Print each entry exactly, all the way through.
*** Opening of Material provided ***
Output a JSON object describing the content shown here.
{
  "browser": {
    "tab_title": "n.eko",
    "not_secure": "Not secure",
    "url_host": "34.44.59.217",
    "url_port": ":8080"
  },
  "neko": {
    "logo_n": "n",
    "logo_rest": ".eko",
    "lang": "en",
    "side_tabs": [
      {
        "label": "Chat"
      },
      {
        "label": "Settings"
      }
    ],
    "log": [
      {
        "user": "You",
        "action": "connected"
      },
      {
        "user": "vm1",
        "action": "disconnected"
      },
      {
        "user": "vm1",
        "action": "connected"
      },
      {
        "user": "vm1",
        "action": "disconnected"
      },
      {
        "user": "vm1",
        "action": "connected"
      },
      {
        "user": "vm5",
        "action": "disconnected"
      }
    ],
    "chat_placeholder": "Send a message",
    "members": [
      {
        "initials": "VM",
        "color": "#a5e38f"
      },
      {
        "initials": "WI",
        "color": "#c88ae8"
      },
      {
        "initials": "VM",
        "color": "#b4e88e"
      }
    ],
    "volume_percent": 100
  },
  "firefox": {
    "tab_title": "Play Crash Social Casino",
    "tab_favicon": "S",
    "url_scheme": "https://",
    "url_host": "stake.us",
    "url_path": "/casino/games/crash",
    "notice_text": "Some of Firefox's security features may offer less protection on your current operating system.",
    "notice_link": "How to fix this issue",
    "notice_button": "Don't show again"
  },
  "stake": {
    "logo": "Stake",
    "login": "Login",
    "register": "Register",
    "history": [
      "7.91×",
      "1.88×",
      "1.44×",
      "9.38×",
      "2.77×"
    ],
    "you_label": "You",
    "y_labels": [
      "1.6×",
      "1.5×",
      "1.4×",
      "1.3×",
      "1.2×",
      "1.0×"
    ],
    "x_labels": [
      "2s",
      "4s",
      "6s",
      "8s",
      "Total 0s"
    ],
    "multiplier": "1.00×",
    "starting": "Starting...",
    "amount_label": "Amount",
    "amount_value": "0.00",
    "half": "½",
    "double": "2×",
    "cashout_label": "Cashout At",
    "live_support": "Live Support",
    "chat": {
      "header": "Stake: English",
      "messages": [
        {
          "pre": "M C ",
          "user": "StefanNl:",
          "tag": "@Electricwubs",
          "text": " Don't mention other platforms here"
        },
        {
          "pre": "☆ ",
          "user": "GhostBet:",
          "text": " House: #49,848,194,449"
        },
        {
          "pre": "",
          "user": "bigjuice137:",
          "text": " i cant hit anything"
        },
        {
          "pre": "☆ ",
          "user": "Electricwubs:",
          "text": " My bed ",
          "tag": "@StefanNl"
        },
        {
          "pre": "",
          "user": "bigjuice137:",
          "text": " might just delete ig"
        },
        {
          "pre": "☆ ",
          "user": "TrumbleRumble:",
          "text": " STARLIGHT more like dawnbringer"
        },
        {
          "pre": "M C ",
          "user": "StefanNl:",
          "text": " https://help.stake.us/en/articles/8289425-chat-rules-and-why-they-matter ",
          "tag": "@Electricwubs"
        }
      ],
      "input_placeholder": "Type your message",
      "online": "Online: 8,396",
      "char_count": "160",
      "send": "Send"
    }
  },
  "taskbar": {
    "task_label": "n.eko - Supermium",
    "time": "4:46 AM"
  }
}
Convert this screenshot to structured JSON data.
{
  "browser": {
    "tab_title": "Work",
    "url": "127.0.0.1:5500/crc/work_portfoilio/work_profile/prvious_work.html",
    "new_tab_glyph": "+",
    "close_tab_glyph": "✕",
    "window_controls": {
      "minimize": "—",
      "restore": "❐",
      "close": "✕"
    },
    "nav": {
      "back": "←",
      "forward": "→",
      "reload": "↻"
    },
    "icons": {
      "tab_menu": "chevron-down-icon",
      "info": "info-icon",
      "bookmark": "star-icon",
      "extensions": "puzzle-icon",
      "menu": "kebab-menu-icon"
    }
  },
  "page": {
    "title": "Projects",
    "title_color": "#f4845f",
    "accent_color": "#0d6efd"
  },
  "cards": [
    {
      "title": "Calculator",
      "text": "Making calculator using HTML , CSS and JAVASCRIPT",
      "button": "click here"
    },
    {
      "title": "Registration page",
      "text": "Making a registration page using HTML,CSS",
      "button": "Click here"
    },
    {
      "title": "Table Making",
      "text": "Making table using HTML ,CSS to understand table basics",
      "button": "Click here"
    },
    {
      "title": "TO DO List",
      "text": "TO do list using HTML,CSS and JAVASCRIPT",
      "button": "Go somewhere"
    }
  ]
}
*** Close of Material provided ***
Response for this exercise =>
Output a JSON object describing the content shown here.
{
  "browser": {
    "tab_title": "n.eko",
    "not_secure": "Not secure",
    "url_host": "34.44.59.217",
    "url_port": ":8080"
  },
  "neko": {
    "logo_n": "n",
    "logo_rest": ".eko",
    "lang": "en",
    "side_tabs": [
      {
        "label": "Chat"
      },
      {
        "label": "Settings"
      }
    ],
    "log": [
      {
        "user": "You",
        "action": "connected"
      },
      {
        "user": "vm1",
        "action": "disconnected"
      },
      {
        "user": "vm1",
        "action": "connected"
      },
      {
        "user": "vm1",
        "action": "disconnected"
      },
      {
        "user": "vm1",
        "action": "connected"
      },
      {
        "user": "vm5",
        "action": "disconnected"
      }
    ],
    "chat_placeholder": "Send a message",
    "members": [
      {
        "initials": "VM",
        "color": "#a5e38f"
      },
      {
        "initials": "WI",
        "color": "#c88ae8"
      },
      {
        "initials": "VM",
        "color": "#b4e88e"
      }
    ],
    "volume_percent": 100
  },
  "firefox": {
    "tab_title": "Play Crash Social Casino",
    "tab_favicon": "S",
    "url_scheme": "https://",
    "url_host": "stake.us",
    "url_path": "/casino/games/crash",
    "notice_text": "Some of Firefox's security features may offer less protection on your current operating system.",
    "notice_link": "How to fix this issue",
    "notice_button": "Don't show again"
  },
  "stake": {
    "logo": "Stake",
    "login": "Login",
    "register": "Register",
    "history": [
      "7.91×",
      "1.88×",
      "1.44×",
      "9.38×",
      "2.77×"
    ],
    "you_label": "You",
    "y_labels": [
      "1.6×",
      "1.5×",
      "1.4×",
      "1.3×",
      "1.2×",
      "1.0×"
    ],
    "x_labels": [
      "2s",
      "4s",
      "6s",
      "8s",
      "Total 0s"
    ],
    "multiplier": "1.00×",
    "starting": "Starting...",
    "amount_label": "Amount",
    "amount_value": "0.00",
    "half": "½",
    "double": "2×",
    "cashout_label": "Cashout At",
    "live_support": "Live Support",
    "chat": {
      "header": "Stake: English",
      "messages": [
        {
          "pre": "M C ",
          "user": "StefanNl:",
          "tag": "@Electricwubs",
          "text": " Don't mention other platforms here"
        },
        {
          "pre": "☆ ",
          "user": "GhostBet:",
          "text": " House: #49,848,194,449"
        },
        {
          "pre": "",
          "user": "bigjuice137:",
          "text": " i cant hit anything"
        },
        {
          "pre": "☆ ",
          "user": "Electricwubs:",
          "text": " My bed ",
          "tag": "@StefanNl"
        },
        {
          "pre": "",
          "user": "bigjuice137:",
          "text": " might just delete ig"
        },
        {
          "pre": "☆ ",
          "user": "TrumbleRumble:",
          "text": " STARLIGHT more like dawnbringer"
        },
        {
          "pre": "M C ",
          "user": "StefanNl:",
          "text": " https://help.stake.us/en/articles/8289425-chat-rules-and-why-they-matter ",
          "tag": "@Electricwubs"
        }
      ],
      "input_placeholder": "Type your message",
      "online": "Online: 8,396",
      "char_count": "160",
      "send": "Send"
    }
  },
  "taskbar": {
    "task_label": "n.eko - Supermium",
    "time": "4:46 AM"
  }
}
Convert this screenshot to structured JSON data.
{
  "browser": {
    "tab_title": "Work",
    "url": "127.0.0.1:5500/crc/work_portfoilio/work_profile/prvious_work.html",
    "new_tab_glyph": "+",
    "close_tab_glyph": "✕",
    "window_controls": {
      "minimize": "—",
      "restore": "❐",
      "close": "✕"
    },
    "nav": {
      "back": "←",
      "forward": "→",
      "reload": "↻"
    },
    "icons": {
      "tab_menu": "chevron-down-icon",
      "info": "info-icon",
      "bookmark": "star-icon",
      "extensions": "puzzle-icon",
      "menu": "kebab-menu-icon"
    }
  },
  "page": {
    "title": "Projects",
    "title_color": "#f4845f",
    "accent_color": "#0d6efd"
  },
  "cards": [
    {
      "title": "Calculator",
      "text": "Making calculator using HTML , CSS and JAVASCRIPT",
      "button": "click here"
    },
    {
      "title": "Registration page",
      "text": "Making a registration page using HTML,CSS",
      "button": "Click here"
    },
    {
      "title": "Table Making",
      "text": "Making table using HTML ,CSS to understand table basics",
      "button": "Click here"
    },
    {
      "title": "TO DO List",
      "text": "TO do list using HTML,CSS and JAVASCRIPT",
      "button": "Go somewhere"
    }
  ]
}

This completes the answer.